CON-VIVA is grounded in the premise that conservation is critical to transformations to sustainability but that its practices need to change radically.
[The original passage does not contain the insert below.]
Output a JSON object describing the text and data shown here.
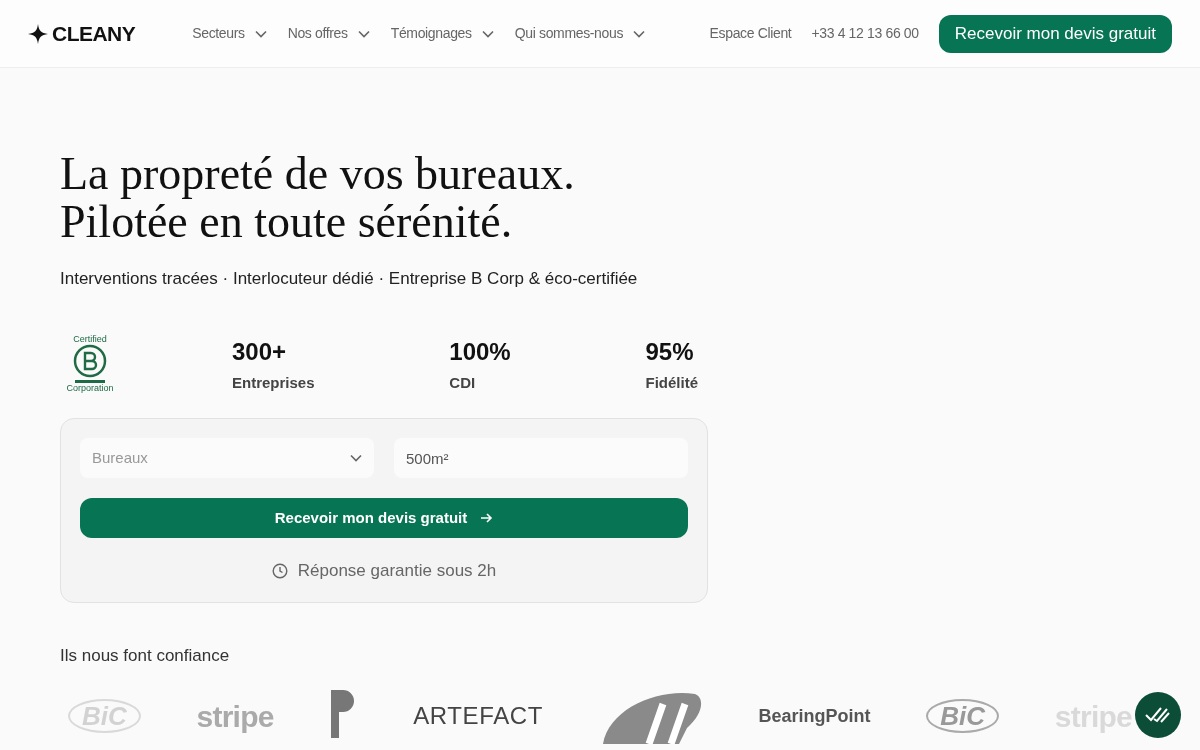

By comparing by cutting-edge conservation cases, CON-VIVA investigates the prospects for ‘convivial conservation’.
Find out more about CON-VIVA on the T2S website.